* **Task description**
Go through the records and filter out every line lacking the word "true"; copy the lines that remain.

* **Collected data entries**

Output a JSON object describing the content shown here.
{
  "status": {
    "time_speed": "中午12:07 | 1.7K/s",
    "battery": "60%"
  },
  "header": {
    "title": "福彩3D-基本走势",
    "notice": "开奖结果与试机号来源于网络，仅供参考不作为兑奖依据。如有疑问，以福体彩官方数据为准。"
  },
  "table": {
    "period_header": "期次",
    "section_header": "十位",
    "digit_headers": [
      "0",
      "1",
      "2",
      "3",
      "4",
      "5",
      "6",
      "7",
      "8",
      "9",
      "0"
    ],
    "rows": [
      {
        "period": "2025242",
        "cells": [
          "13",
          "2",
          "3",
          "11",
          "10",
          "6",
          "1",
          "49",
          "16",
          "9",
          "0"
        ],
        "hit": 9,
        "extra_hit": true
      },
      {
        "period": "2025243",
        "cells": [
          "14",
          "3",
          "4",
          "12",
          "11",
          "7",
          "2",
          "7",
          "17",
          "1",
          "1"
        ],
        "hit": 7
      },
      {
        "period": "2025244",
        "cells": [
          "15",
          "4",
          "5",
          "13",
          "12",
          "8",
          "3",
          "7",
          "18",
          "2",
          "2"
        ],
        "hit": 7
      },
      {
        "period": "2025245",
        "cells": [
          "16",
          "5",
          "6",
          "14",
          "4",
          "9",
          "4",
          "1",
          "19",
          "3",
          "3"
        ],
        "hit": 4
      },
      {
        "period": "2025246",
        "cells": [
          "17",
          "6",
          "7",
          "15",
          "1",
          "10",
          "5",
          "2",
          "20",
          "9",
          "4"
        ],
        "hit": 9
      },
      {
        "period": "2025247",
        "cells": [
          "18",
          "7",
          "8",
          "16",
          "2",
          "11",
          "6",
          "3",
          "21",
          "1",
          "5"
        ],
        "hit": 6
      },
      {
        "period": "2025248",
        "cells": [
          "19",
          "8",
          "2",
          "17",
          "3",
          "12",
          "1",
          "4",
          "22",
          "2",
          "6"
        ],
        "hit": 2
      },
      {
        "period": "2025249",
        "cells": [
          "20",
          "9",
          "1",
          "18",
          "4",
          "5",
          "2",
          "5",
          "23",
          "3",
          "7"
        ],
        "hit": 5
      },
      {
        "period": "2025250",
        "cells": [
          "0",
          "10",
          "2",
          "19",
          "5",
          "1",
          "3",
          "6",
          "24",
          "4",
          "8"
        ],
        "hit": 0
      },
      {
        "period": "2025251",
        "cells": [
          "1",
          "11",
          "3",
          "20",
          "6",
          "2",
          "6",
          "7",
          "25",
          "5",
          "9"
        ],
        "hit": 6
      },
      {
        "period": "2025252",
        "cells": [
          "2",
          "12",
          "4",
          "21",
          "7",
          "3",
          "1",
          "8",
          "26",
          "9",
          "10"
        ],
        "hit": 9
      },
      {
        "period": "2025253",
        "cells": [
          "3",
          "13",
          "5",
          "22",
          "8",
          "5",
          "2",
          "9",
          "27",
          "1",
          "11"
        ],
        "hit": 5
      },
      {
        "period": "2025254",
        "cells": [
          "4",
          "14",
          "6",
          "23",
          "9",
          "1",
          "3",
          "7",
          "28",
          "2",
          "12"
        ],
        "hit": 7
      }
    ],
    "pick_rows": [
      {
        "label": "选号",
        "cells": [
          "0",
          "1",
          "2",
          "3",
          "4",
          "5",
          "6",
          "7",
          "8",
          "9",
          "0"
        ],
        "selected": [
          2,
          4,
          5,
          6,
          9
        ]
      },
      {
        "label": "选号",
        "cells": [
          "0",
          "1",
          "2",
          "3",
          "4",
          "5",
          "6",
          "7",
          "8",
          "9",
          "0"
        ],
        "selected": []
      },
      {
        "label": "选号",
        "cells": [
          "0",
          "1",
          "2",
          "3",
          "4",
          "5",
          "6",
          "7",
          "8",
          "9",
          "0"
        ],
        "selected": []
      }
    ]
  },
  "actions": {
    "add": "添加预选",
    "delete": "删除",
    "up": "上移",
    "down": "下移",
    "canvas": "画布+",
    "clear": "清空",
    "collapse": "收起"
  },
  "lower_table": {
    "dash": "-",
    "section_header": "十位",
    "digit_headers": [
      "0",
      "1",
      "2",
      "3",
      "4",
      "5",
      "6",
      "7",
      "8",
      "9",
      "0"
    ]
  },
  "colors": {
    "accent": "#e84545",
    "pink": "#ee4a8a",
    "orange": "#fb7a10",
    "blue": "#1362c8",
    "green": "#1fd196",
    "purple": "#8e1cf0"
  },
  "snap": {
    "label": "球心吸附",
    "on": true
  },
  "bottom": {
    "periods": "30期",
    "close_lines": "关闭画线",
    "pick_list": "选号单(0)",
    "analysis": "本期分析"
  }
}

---

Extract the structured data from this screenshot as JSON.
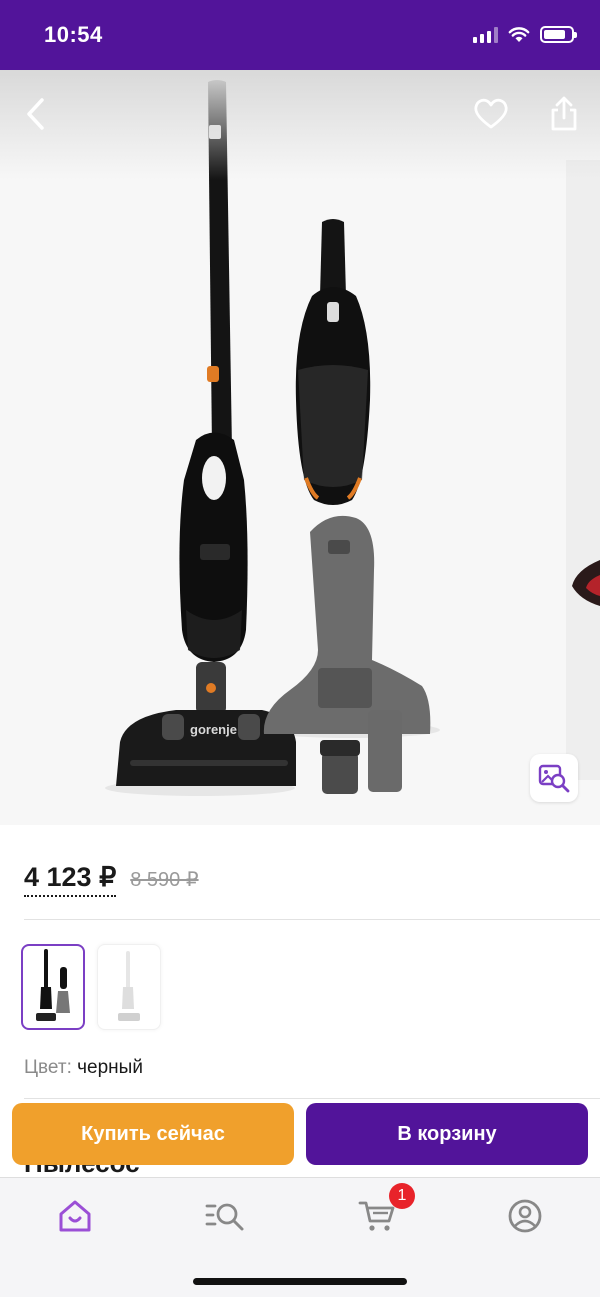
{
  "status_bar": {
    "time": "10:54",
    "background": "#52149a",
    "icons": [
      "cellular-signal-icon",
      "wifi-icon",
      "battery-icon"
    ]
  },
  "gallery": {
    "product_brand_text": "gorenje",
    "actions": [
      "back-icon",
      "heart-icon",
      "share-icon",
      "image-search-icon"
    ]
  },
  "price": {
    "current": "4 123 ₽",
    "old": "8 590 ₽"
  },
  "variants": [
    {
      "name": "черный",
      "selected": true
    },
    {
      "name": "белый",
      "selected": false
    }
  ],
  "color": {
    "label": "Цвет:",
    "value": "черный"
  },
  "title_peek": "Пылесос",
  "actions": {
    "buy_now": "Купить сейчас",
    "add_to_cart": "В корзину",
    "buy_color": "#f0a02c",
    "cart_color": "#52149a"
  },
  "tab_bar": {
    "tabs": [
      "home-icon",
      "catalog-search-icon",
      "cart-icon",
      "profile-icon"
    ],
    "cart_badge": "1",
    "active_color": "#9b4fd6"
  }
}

* **Answer box**
        "extra_hit": true
    "on": true
      "selected": true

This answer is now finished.